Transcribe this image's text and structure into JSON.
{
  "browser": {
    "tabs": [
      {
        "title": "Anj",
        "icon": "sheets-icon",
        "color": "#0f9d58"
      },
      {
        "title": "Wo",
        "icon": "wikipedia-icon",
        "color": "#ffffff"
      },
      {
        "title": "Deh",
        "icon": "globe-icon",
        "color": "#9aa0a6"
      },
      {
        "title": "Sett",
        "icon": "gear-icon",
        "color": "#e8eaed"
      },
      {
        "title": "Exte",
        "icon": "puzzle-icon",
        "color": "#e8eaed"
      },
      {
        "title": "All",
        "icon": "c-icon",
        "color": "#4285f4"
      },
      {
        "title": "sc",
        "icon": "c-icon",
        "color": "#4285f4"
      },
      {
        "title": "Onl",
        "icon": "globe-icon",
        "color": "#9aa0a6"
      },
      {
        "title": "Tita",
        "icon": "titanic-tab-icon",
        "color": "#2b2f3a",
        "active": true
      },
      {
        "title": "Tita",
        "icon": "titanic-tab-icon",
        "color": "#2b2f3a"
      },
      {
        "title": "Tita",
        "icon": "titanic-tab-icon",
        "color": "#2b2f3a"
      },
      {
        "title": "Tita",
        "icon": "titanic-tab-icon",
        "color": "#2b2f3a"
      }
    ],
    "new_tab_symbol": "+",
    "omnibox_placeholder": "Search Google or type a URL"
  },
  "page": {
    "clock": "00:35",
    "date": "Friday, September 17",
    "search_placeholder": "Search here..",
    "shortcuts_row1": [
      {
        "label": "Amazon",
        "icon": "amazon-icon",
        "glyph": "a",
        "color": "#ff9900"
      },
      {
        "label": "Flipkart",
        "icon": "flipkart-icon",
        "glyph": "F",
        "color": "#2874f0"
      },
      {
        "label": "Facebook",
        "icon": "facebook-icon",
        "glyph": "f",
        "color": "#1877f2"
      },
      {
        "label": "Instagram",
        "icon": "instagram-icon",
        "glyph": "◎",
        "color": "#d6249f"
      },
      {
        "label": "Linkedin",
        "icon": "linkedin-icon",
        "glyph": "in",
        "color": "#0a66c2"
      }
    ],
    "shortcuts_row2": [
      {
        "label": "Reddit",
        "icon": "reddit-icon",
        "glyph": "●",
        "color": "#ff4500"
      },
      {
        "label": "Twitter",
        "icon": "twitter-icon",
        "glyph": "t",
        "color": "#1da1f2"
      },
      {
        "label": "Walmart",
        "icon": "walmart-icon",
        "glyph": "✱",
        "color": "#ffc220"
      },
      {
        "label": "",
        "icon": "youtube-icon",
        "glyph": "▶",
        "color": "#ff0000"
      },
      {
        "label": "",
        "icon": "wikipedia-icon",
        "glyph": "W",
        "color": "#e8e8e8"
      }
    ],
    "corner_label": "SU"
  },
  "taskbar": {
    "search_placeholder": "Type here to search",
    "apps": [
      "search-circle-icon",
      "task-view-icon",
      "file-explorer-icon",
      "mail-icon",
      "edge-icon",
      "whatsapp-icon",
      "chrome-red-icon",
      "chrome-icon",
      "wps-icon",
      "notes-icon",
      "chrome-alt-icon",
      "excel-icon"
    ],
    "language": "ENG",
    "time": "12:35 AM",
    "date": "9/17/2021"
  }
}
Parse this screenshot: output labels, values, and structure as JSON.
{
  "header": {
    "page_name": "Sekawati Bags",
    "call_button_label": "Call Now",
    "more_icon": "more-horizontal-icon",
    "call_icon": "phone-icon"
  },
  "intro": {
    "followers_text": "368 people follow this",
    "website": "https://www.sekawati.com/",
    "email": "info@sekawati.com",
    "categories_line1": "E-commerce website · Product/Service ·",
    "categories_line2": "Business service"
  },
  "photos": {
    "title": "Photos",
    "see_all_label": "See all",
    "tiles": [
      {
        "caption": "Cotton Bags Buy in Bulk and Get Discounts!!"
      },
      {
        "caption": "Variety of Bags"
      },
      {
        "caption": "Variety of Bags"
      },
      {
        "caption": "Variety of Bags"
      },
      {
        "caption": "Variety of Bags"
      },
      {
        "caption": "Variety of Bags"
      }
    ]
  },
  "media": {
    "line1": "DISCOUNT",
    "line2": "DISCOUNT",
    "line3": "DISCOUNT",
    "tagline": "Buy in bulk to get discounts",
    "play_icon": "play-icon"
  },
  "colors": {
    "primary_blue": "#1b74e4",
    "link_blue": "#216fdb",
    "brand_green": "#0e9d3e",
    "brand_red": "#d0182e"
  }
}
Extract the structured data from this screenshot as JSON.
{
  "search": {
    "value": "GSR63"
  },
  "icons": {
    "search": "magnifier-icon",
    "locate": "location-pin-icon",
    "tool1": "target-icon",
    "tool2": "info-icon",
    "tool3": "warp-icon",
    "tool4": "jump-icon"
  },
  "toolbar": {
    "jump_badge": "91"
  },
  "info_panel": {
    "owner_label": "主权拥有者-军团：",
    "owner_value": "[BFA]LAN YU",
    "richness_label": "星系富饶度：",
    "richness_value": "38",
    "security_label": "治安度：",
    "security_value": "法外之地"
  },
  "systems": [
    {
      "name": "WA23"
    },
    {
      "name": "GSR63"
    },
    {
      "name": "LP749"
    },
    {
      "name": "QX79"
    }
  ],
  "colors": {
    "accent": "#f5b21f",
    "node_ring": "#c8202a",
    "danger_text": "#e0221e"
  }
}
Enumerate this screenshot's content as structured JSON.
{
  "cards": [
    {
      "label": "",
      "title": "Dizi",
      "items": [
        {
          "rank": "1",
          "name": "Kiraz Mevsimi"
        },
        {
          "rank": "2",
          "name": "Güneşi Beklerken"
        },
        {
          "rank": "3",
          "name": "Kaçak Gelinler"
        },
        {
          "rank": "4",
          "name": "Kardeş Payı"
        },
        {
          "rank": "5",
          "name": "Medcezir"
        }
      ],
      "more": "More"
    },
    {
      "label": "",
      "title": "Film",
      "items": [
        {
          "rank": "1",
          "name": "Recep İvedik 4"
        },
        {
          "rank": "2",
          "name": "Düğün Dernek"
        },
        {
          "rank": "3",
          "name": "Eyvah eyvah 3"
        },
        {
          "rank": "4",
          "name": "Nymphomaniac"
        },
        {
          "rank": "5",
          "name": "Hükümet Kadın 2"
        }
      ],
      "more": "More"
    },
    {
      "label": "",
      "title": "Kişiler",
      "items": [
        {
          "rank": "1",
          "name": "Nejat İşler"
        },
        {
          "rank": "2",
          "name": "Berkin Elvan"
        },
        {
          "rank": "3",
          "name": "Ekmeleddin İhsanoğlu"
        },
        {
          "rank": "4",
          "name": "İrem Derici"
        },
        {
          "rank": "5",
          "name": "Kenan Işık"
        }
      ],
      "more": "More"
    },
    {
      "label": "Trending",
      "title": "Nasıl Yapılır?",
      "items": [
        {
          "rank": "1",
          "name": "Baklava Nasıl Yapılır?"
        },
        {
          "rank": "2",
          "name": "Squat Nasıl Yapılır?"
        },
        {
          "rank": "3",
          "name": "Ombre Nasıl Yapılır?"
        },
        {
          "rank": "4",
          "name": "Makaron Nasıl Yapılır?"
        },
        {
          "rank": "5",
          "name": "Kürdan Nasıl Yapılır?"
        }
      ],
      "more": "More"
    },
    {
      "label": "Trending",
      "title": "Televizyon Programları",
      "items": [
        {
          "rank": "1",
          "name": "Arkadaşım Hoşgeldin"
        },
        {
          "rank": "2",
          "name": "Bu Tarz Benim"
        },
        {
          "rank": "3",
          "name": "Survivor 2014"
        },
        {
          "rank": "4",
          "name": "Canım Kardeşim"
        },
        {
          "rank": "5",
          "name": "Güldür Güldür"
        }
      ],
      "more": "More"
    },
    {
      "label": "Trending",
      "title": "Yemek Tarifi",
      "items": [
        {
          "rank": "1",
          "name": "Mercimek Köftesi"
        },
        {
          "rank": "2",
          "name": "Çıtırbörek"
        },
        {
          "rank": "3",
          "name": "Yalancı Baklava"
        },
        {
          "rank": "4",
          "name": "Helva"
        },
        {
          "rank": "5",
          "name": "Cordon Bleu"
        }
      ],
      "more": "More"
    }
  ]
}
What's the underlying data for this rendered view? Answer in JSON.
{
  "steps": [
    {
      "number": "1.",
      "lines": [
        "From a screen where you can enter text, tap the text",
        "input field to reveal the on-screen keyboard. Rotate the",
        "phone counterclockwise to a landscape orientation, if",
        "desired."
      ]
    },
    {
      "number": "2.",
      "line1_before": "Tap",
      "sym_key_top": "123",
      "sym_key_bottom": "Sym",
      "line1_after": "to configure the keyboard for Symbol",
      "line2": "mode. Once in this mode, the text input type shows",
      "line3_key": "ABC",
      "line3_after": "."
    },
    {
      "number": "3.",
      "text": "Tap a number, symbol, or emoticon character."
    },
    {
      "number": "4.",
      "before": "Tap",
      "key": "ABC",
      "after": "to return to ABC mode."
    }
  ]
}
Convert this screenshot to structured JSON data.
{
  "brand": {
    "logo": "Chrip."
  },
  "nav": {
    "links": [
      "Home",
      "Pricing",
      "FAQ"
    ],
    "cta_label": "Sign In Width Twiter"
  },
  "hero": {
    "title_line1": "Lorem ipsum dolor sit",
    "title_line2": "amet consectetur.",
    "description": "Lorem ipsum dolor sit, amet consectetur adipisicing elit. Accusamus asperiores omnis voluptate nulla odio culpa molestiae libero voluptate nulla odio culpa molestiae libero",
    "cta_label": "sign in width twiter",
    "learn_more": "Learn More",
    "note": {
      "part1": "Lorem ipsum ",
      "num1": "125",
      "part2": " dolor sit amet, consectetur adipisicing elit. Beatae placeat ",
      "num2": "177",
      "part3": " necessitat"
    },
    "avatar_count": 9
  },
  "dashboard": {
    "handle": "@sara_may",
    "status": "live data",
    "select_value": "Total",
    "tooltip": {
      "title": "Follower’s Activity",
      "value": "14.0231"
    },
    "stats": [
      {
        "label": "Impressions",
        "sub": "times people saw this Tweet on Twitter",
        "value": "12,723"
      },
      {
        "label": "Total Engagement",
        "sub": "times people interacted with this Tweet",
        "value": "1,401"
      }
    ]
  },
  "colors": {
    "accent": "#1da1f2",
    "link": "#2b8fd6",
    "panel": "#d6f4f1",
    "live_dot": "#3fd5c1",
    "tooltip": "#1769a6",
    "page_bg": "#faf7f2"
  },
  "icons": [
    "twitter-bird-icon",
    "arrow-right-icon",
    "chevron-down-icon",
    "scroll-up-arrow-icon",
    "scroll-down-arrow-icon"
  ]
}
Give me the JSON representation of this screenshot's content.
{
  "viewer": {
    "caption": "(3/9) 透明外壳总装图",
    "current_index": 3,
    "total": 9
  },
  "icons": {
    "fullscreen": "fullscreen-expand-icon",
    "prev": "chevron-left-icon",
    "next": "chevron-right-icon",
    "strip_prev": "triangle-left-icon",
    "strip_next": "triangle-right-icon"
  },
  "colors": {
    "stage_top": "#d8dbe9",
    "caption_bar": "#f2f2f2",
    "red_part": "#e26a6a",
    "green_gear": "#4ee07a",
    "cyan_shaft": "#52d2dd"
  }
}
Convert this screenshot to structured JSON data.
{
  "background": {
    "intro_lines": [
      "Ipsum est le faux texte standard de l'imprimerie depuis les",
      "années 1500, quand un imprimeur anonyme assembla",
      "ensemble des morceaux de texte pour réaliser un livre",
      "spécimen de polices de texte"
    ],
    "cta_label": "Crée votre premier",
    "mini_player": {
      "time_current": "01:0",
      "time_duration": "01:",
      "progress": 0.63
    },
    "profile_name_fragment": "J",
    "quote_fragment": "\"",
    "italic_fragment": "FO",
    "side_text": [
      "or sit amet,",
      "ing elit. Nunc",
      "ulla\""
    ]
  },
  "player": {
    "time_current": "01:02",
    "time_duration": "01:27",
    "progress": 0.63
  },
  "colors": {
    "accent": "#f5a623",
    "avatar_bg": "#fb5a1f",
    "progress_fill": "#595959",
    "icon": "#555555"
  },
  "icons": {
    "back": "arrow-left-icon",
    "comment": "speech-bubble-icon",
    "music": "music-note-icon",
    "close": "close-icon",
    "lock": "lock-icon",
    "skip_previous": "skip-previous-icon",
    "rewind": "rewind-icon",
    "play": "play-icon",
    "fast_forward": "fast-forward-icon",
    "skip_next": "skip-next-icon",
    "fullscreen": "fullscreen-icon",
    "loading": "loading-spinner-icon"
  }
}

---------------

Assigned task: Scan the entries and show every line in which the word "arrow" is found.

Answer to the problem:
    "arrow-right-icon",
    "scroll-up-arrow-icon",
    "scroll-down-arrow-icon"
    "back": "arrow-left-icon",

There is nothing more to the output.